Sunday, December 2nd, 2006, Suzy and I went out for our first winter hike of the season. There was a strong wind blowing along the Fern Lake Trail, but we wanted to get a look at the ice conditions on Jaws. What we found looked encouraging, compared to recent past seasons, and at this stage, it's easy to see how the ice got its name.
My 1st experience on ice was at Hidden Falls in the Wild Basin. With roughly 80 feet of ice rated WI 3-4, it's perfect for toproping and leading. Unfortunately this fairly narrow bit of waterfall ice only comfortably supports about two or three ropes, depending on the conditions, and this is a well known destination.
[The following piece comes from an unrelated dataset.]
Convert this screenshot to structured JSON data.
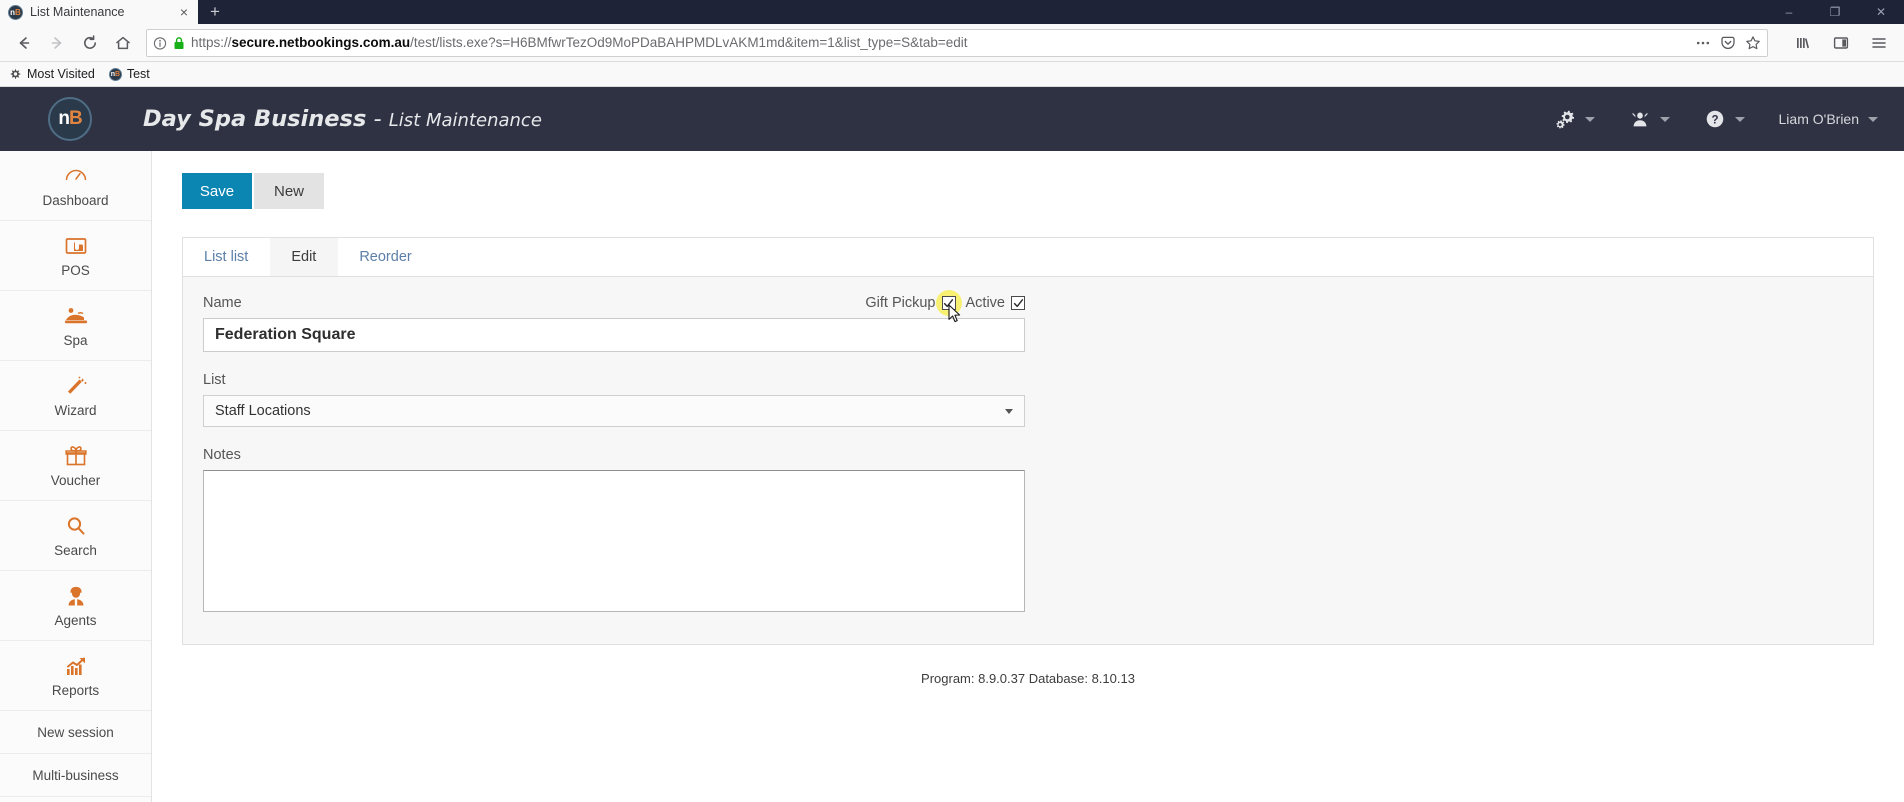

In early November of the 2004/2005 season, we hiked into Hidden Fall to see if the ice was forming yet. We found it somewhat ammusing that although the ice was thin and wet, there were people even more impatient than we were to start the season (left). A couple months later, in January, the ice was looking a lot better (right).
Further up the trail from Hidden Falls is Ouzel Falls. This is another good piece of beginner ice rated WI3; however, it's shorter that Hidden Falls, only 30 to 40 feet long, and whether it's really worth the effort to lug all your equipment in that far, over 3 miles one way, is questionable.
I ran across Grace Falls March 11th, 2012, on a hike into Odessa Gorge to check out the snow conditions, with Spring snow ascents just around the corner. While Grace Falls does not offer exceptionally long climbs, it's bulk is impressive (at least this year), and the solitude of climbing up here would be enough for me to come back at another time to play around.
Colorado Ice Climber's Guide